*** Opening Data listing ***
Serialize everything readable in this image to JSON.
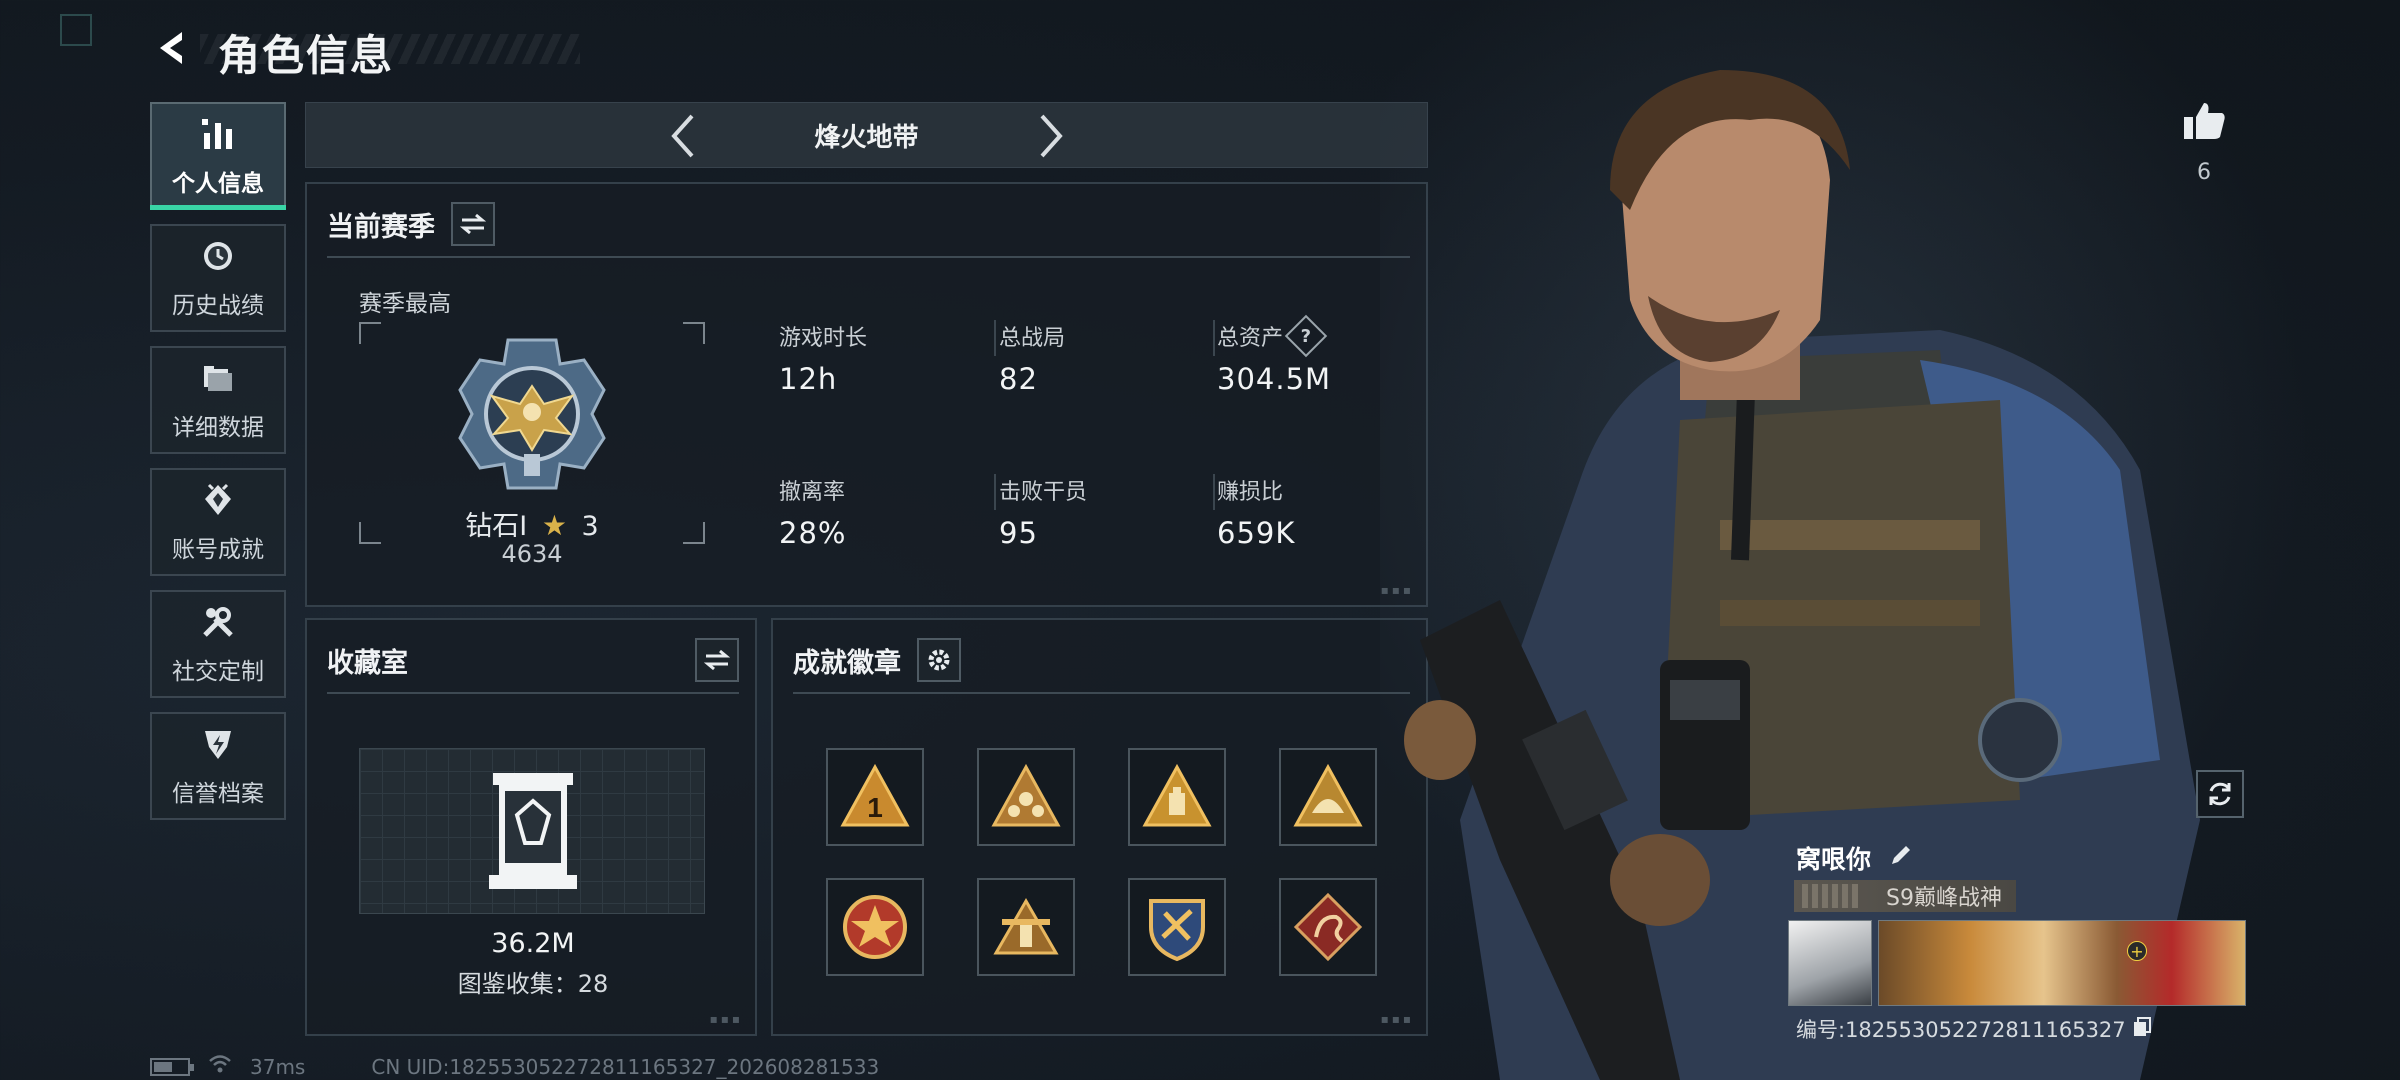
{
  "header": {
    "title": "角色信息"
  },
  "sidebar": {
    "items": [
      {
        "label": "个人信息",
        "icon": "bar-chart-icon",
        "active": true
      },
      {
        "label": "历史战绩",
        "icon": "history-clock-icon",
        "active": false
      },
      {
        "label": "详细数据",
        "icon": "folder-icon",
        "active": false
      },
      {
        "label": "账号成就",
        "icon": "achievement-icon",
        "active": false
      },
      {
        "label": "社交定制",
        "icon": "wrench-icon",
        "active": false
      },
      {
        "label": "信誉档案",
        "icon": "shield-icon",
        "active": false
      }
    ]
  },
  "mode_tab": {
    "title": "烽火地带"
  },
  "season": {
    "title": "当前赛季",
    "best_label": "赛季最高",
    "rank_name": "钻石Ⅰ",
    "rank_stars": "3",
    "rank_score": "4634",
    "stats": [
      {
        "label": "游戏时长",
        "value": "12h"
      },
      {
        "label": "总战局",
        "value": "82"
      },
      {
        "label": "总资产",
        "value": "304.5M",
        "help": "?"
      },
      {
        "label": "撤离率",
        "value": "28%"
      },
      {
        "label": "击败干员",
        "value": "95"
      },
      {
        "label": "赚损比",
        "value": "659K"
      }
    ]
  },
  "collection": {
    "title": "收藏室",
    "value": "36.2M",
    "count_text": "图鉴收集：28"
  },
  "badges": {
    "title": "成就徽章",
    "items": [
      "badge-1",
      "badge-2",
      "badge-3",
      "badge-4",
      "badge-5",
      "badge-6",
      "badge-7",
      "badge-8"
    ]
  },
  "likes": {
    "count": "6"
  },
  "player": {
    "name": "窝哏你",
    "title_tag": "S9巅峰战神",
    "id_text": "编号:1825530522728111653​27"
  },
  "footer": {
    "ping": "37ms",
    "uid": "CN UID:1825530522728111653​27_202608281533"
  },
  "colors": {
    "accent": "#39d5a6",
    "panel_border": "#34404a",
    "gold": "#c9a24a"
  }
}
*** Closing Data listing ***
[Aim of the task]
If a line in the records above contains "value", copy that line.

[Solution to the problem]
        "value": "12h"
        "value": "82"
        "value": "304.5M",
        "value": "28%"
        "value": "95"
        "value": "659K"
    "value": "36.2M",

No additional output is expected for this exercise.